A new paper published today in Nature Communications examines the impact of wireless faxes on the health and productivity of American workers.
It’s the first time the researchers have examined the health effects of the devices, and it shows how much the industry is changing its business model.
The paper’s authors used data from the National Bureau of Economic Research’s Health Insurance Portability and Accountability Project (HIPAP) to compare the health impacts of using a wireless fax versus a paper fax for most of the 20 countries covered by the HIPAP.
The paper, published today, is the first of its kind to quantify the health outcomes of wireless and paper faxing in a comprehensive study.
While the authors found that the health benefits of wireless-faxing may be modest compared to paper faxes, they were surprised by the significant impact of the device on productivity.
For example, if you were to use a paper-filing machine in a business meeting, the researchers found that for each hour spent on paper-based work, workers lost about 2.5 minutes of productivity, on average.
This could mean a big productivity loss for those who have to wait on call and those who need to be online for important meetings.
This is particularly true if a business needs to have employees on call 24/7.
If employees have to use their mobile phones during business hours, that could mean delays and extra costs for the company.

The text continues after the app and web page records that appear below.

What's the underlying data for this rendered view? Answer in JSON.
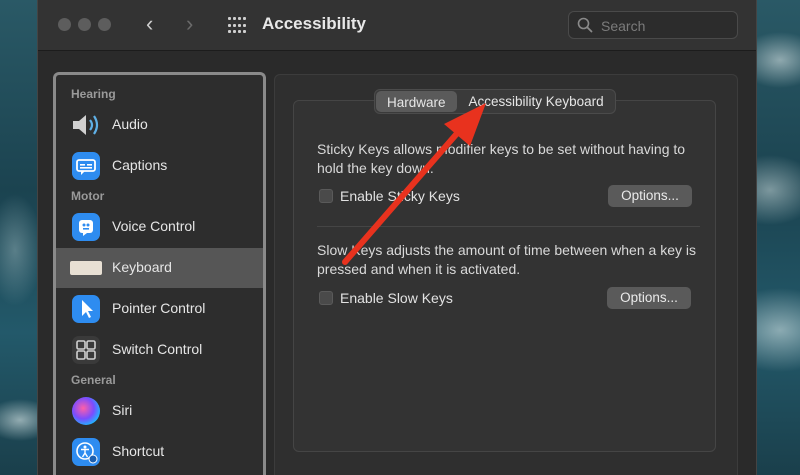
{
  "window": {
    "title": "Accessibility",
    "search_placeholder": "Search"
  },
  "sidebar": {
    "sections": [
      {
        "label": "Hearing"
      },
      {
        "label": "Motor"
      },
      {
        "label": "General"
      }
    ],
    "items": [
      {
        "label": "Audio",
        "icon": "speaker-icon"
      },
      {
        "label": "Captions",
        "icon": "captions-icon"
      },
      {
        "label": "Voice Control",
        "icon": "voice-control-icon"
      },
      {
        "label": "Keyboard",
        "icon": "keyboard-icon",
        "selected": true
      },
      {
        "label": "Pointer Control",
        "icon": "pointer-icon"
      },
      {
        "label": "Switch Control",
        "icon": "switch-control-icon"
      },
      {
        "label": "Siri",
        "icon": "siri-icon"
      },
      {
        "label": "Shortcut",
        "icon": "accessibility-shortcut-icon"
      }
    ]
  },
  "tabs": [
    {
      "label": "Hardware",
      "active": true
    },
    {
      "label": "Accessibility Keyboard",
      "active": false
    }
  ],
  "sticky": {
    "description": "Sticky Keys allows modifier keys to be set without having to hold the key down.",
    "checkbox_label": "Enable Sticky Keys",
    "checked": false,
    "options_label": "Options..."
  },
  "slow": {
    "description": "Slow Keys adjusts the amount of time between when a key is pressed and when it is activated.",
    "checkbox_label": "Enable Slow Keys",
    "checked": false,
    "options_label": "Options..."
  },
  "colors": {
    "window_bg": "#2a2a2a",
    "selected_row": "#565656",
    "annotation_arrow": "#e8321e"
  }
}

While paper-fax use is not necessarily an economic disaster, it does have a detrimental impact on workers’ productivity, said Dr. Sarah McEwen, a senior research scientist at the National Center for Health Statistics and a co-author of the paper.
If workers don’t have a physical presence at the workplace, they can’t access the information needed to make decisions.
This can lead to delays in the delivery of important messages and a decrease in employee productivity, she said.
The study also found that there are many reasons why workers might prefer a paper or wireless fax for their work.
The study suggests that people may have a different understanding of the benefits of a fax than those of a wireless device.
For example, people who are more focused on their work may prefer a wireless option.
This type of device may have been a novelty for some employees, but they may soon find that it is essential for their daily activities, McEwan said.
The researchers also suggest that the device may become more prevalent over time as companies adopt new technologies and the number of people using them grows.
In addition, wireless devices are not necessarily better at performing certain tasks, such as faxing documents, but many of the study’s findings suggest that these devices are more effective than paper or paper-filled faxes at delivering important information, according to the paper’s co-authors, Jennifer A. Brown, a PhD student in the Department of Health Policy and Management, and John B. Stempel, an assistant professor in the Division of Medical Sciences.
The researchers used a variety of measures to measure the health impact of these two technologies.
The authors looked at the health risks associated with each device and whether the devices were used in a particular way.
For instance, the authors looked for factors that could cause respiratory, digestive, or immune problems.
They also looked at health-related costs, such the time needed for the device to work or the cost of transporting workers to the office.
These health and social consequences of the two technologies were not fully understood, the paper says.
However, the findings suggest there is a need to improve health-care infrastructure for workers who use wireless fax machines.
The authors suggest that, over time, the wireless industry should look at different models that include more options for employees to use the devices to perform tasks, as well as the devices’ health-promoting features and their cost-effective health benefits.
While there are still many questions about the health costs of using wireless fax technology, the study suggests a number of important changes are underway, said McEwing, who also serves as the co-director of the Health Effects Research Center.
The industry is making strides to make it easier for workers to use mobile phones for critical work, she added.
The industry should also consider ways to reduce the cost and availability of the technology for workers.